And before Thengel had the time to wonder what the elf meant, a sweet melody rose into the air. The fingers left their place from under his chin and he fell to his knees into the grass, like a puppet left without strings. Intonations that sounded like words meshed themselves in the melody, but this time, as hard as he tried to, there was no telling what they meant. Mildly, pleasantly, it infiltrated his head, deafened his ears to all others sounds. He felt an irrepressible desire to laugh, but a certain uneasiness came with the sensation of utmost delight. The music was enchanting. Simple and innocent and yet full of richness and insinuating power. Slowly darkness veiled the land which only moments ago was bathed in sunlight. The song carried on, and it enveloped him in a shroud of oblivion. From the flowing river there rose a forest of tall and ancient oaks. Stars blinked their sleepy eyes in the sky, roused early from their sleep, and the moon smiled her crescent smile upon the waking world. The music weaved itself of her light and the wind rustled the translucent leaves.

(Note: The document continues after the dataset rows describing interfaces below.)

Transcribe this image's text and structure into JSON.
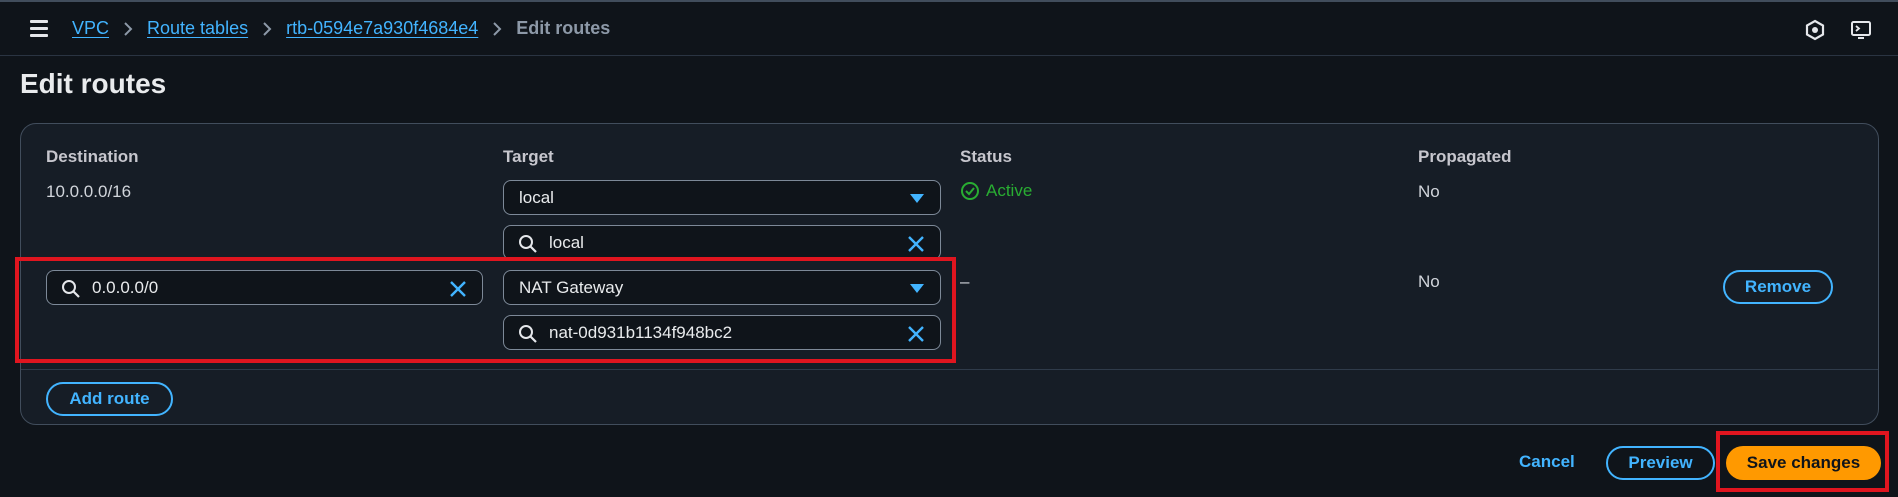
{
  "breadcrumb": {
    "items": [
      "VPC",
      "Route tables",
      "rtb-0594e7a930f4684e4"
    ],
    "current": "Edit routes"
  },
  "page": {
    "title": "Edit routes"
  },
  "table": {
    "columns": [
      "Destination",
      "Target",
      "Status",
      "Propagated"
    ],
    "rows": [
      {
        "destination": "10.0.0.0/16",
        "target_type": "local",
        "target_search": "local",
        "status": "Active",
        "propagated": "No"
      },
      {
        "destination": "0.0.0.0/0",
        "target_type": "NAT Gateway",
        "target_search": "nat-0d931b1134f948bc2",
        "status": "–",
        "propagated": "No",
        "remove_label": "Remove"
      }
    ],
    "add_route_label": "Add route"
  },
  "footer": {
    "cancel_label": "Cancel",
    "preview_label": "Preview",
    "save_label": "Save changes"
  },
  "colors": {
    "link": "#42b4ff",
    "primary": "#ff9900",
    "success": "#29ad32",
    "highlight": "#e0151f"
  },
  "icons": [
    "menu-icon",
    "chevron-right-icon",
    "search-icon",
    "clear-icon",
    "caret-down-icon",
    "status-success-icon",
    "notifications-icon",
    "cloudshell-icon"
  ]
}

And there, between the finely wrought trunks of the majestic trees, a silver shadow danced, gilding on the grass of eternal mead.


Author's note : I'm finished. My God I can't believe I'm finished with this story. But now, I've got some questions to ask.

Firstly, and no one answered me last time, does anyone know what the first battle before Dagor-nuin-Giliath called?

Secondly, when Galadriel left the Grey Havens at the end of the third Age, does Celeborn remain on Middle-Earth ? I remember reading something about him staying in Imladris in the annals, but I can't be really sure. So if someone tells me, I'd be glad.

Thirdly, I need a beta-reader. English's not my first language, and I apparently still have some major problems with grammar. So can someone with a good knowledge of both English and Middle-Earth history (to answer some of the questions I sometimes have) contact me if they can do that for me, please? Thanks a lot.

Probably, next story up will be called "A candle in daylight", about the friendship between Maedhros and Fingon. But I really don't know. Just too much plot-bunnies running around in my head, you know ?

And don't forget to review. I got none for last chapter; it's depressing.